- **Required work**: Wherever a line in the records contains the word "JSON", return that line.

[Items from a dataset]
-- -- --

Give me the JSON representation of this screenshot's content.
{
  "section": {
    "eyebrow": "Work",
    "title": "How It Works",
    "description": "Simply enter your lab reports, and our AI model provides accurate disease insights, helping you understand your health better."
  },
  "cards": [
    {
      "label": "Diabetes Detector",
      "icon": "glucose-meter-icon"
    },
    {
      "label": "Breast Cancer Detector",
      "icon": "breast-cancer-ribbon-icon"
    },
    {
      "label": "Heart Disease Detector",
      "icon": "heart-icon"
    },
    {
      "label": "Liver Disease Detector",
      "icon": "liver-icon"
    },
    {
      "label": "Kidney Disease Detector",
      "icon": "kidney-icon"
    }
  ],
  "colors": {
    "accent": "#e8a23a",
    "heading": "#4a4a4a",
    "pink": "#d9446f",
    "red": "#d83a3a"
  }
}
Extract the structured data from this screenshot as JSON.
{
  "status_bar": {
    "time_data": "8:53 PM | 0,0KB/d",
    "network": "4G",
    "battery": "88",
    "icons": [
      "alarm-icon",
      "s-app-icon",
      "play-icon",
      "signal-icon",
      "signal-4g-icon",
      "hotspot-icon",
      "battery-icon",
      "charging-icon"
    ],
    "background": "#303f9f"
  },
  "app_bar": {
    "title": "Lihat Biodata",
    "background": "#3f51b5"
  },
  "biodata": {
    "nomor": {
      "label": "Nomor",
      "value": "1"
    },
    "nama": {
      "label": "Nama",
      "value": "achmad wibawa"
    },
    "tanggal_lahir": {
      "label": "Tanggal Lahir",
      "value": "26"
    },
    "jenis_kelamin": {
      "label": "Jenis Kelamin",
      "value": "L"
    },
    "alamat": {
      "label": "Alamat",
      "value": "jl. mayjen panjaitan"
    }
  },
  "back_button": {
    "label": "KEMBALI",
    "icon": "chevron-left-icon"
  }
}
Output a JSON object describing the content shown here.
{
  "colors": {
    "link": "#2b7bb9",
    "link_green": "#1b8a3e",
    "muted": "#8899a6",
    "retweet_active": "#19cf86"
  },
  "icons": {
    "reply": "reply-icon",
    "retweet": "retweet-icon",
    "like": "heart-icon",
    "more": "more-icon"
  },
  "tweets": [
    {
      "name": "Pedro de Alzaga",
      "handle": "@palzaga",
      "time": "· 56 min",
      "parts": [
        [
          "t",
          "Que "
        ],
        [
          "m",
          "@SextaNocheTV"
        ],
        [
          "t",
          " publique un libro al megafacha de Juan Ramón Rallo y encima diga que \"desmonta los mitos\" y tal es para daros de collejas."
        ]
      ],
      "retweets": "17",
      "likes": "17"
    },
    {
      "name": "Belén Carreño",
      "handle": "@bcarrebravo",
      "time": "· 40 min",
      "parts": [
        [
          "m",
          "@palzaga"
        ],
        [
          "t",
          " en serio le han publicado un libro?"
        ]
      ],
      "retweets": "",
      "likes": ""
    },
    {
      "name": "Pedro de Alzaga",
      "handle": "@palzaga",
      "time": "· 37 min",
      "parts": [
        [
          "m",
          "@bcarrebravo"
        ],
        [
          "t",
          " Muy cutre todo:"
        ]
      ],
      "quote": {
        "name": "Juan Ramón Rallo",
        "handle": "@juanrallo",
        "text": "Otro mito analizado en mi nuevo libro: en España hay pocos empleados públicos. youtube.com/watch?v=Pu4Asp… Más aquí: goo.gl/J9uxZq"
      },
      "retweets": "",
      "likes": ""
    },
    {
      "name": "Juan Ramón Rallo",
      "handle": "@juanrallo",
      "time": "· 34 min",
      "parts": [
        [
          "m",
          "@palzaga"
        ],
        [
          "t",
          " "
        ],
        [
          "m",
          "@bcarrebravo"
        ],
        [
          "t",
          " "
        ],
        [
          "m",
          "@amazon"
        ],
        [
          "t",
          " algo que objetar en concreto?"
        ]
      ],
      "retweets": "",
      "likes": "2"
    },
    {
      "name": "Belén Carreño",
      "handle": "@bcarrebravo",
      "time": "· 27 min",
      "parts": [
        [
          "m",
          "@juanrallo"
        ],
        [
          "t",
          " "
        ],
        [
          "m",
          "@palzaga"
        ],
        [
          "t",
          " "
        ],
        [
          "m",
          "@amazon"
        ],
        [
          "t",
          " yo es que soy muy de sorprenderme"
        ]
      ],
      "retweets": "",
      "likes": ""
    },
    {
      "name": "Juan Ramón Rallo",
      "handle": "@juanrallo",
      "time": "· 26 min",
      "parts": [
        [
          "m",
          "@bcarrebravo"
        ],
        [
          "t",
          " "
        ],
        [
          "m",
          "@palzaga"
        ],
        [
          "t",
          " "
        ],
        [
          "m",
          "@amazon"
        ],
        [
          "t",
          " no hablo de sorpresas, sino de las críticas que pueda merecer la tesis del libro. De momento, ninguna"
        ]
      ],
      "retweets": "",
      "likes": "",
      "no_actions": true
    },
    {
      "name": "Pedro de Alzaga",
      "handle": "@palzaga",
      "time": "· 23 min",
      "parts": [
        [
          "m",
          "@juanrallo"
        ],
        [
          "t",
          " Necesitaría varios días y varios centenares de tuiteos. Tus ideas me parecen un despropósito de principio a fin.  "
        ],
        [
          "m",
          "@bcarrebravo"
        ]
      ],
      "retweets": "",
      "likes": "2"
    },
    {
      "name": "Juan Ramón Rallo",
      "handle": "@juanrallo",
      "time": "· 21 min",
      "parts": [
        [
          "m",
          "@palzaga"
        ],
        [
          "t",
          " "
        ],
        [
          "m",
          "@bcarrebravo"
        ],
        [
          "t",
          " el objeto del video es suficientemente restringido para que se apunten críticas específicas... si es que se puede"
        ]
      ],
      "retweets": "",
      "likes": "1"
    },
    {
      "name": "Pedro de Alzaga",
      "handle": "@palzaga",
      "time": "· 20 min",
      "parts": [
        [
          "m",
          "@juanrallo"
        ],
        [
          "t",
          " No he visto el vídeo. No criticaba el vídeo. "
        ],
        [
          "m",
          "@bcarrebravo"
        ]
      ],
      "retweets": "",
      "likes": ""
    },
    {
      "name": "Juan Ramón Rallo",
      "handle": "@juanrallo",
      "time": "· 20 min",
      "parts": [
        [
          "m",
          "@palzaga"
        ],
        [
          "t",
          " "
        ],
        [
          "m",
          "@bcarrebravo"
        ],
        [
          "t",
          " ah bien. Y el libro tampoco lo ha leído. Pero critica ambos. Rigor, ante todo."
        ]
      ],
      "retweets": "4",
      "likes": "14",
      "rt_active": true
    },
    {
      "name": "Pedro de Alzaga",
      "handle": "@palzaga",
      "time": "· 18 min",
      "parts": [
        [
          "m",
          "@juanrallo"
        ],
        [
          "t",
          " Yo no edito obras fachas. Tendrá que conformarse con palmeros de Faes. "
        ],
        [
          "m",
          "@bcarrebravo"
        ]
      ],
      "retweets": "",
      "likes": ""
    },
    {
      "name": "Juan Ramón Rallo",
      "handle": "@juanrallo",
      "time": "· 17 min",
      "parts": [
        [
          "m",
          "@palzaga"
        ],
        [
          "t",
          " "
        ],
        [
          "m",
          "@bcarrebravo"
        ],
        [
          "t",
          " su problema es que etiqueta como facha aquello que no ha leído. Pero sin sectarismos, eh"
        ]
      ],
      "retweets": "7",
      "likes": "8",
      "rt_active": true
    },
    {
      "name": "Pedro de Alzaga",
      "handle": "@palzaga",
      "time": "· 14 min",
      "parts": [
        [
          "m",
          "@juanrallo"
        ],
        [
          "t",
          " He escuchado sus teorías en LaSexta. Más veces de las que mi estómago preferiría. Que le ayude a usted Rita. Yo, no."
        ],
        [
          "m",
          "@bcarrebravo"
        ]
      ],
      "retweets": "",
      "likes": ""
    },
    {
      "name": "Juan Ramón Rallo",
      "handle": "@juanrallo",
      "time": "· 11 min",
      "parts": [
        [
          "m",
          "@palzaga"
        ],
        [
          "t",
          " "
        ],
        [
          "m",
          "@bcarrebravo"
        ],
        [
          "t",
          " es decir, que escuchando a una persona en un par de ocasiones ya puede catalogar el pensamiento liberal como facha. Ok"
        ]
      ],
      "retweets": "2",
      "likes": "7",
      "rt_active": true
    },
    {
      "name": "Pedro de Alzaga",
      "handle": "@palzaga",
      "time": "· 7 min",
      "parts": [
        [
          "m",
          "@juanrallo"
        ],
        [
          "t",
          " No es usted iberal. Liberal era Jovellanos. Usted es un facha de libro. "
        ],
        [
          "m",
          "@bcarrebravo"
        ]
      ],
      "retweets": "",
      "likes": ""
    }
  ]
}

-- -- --

- **Result below**:
Give me the JSON representation of this screenshot's content.
Extract the structured data from this screenshot as JSON.
Output a JSON object describing the content shown here.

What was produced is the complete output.